|Dimensions:||130 x 162 cm|
The deep black paint, the large picture format and the maximum abstraction of the visual are characteristic of the French painter Pierre Soulages. The black tracks of paint, which cover almost the entire canvas and allow only a few bright sections of the background to break through follow his concerted composition. Different arrangements and superimpositions of black bars are combined to create a spatial structure. Despite this, the painter repeatedly emphasises his main focus is on the act of painting and the intellectual discussion of what has been created only follows afterwards. Accordingly, the special feature of Soulages‘ painting is how he deals with the paint itself, which he applies impasto and works on the canvas using various painting tools. In addition to his painting, his extensive graphic print work also exemplifies the artist’s approach. He works mainly with black paint and experiments with various acids in order to extract the individual nuances of the paint. In 1947, Soulages achieved national recognition by participating in the exhibition of the Salon des Surindépendants in France. He also appeared increasingly as an artist on the international stage.
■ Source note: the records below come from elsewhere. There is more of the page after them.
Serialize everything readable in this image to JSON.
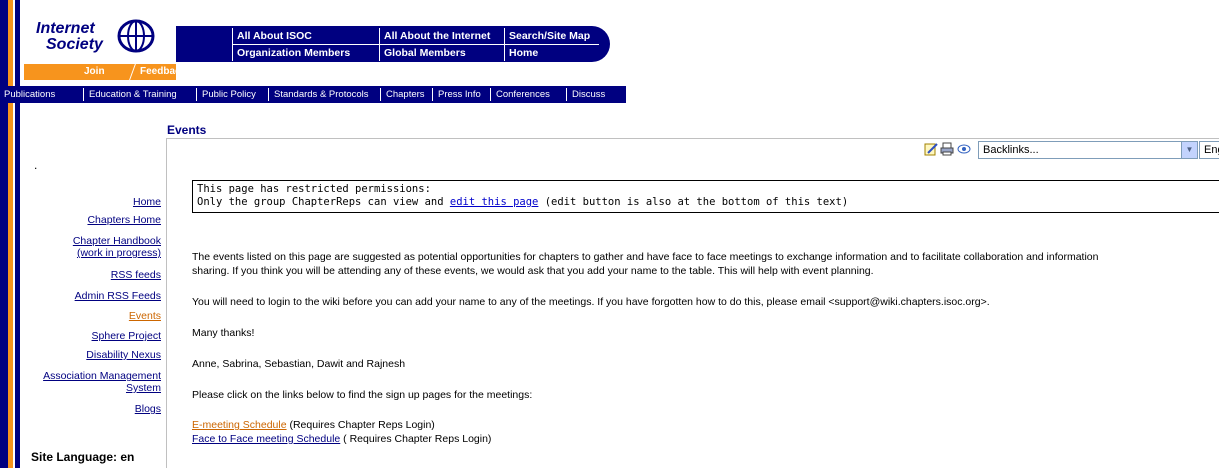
{
  "logo": {
    "line1": "Internet",
    "line2": "Society",
    "join": "Join",
    "feedback": "Feedback"
  },
  "topnav": {
    "col1": [
      "All About ISOC",
      "Organization Members"
    ],
    "col2": [
      "All About the Internet",
      "Global Members"
    ],
    "col3": [
      "Search/Site Map",
      "Home"
    ]
  },
  "navbar": [
    "Publications",
    "Education & Training",
    "Public Policy",
    "Standards & Protocols",
    "Chapters",
    "Press Info",
    "Conferences",
    "Discuss"
  ],
  "sidebar": {
    "dot": ".",
    "items": [
      "Home",
      "Chapters Home",
      "Chapter Handbook",
      "(work in progress)",
      "RSS feeds",
      "Admin RSS Feeds",
      "Events",
      "Sphere Project",
      "Disability Nexus",
      "Association Management",
      "System",
      "Blogs"
    ],
    "site_language": "Site Language: en"
  },
  "main": {
    "title": "Events",
    "backlinks": "Backlinks...",
    "language": "English",
    "notice_line1": "This page has restricted permissions:",
    "notice_line2_pre": "Only the group ChapterReps can view and ",
    "notice_link": "edit this page",
    "notice_line2_post": " (edit button is also at the bottom of this text)",
    "para1_line1": "The events listed on this page are suggested as potential opportunities for chapters to gather and have face to face meetings to exchange information and to facilitate collaboration and information",
    "para1_line2": "sharing. If you think you will be attending any of these events, we would ask that you add your name to the table. This will help with event planning.",
    "para2": "You will need to login to the wiki before you can add your name to any of the meetings. If you have forgotten how to do this, please email <support@wiki.chapters.isoc.org>.",
    "para3": "Many thanks!",
    "para4": "Anne, Sabrina, Sebastian, Dawit and Rajnesh",
    "para5": "Please click on the links below to find the sign up pages for the meetings:",
    "link1": "E-meeting Schedule",
    "link1_note": " (Requires Chapter Reps Login)",
    "link2": "Face to Face meeting Schedule",
    "link2_note": " ( Requires Chapter Reps Login)"
  },
  "colors": {
    "navy": "#000080",
    "orange": "#f7941d"
  }
}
In 1949, he exhibited together with the artists of the Zen 49 group, established contact with the New York School during a trip to the United States in 1957 and took part in the documenta exhibition in 1955, 1959 and 1964. His work from the Reinhard Ernst collection was part of the artist’s first gallery exhibition in New York in May 1955. At this exhibition, all the exhibits were sold on the very first day, which demonstrates how highly appreciated this artist is in other countries. Despite his great age, Pierre Soulages continues to work in Paris and Sète in the south of France.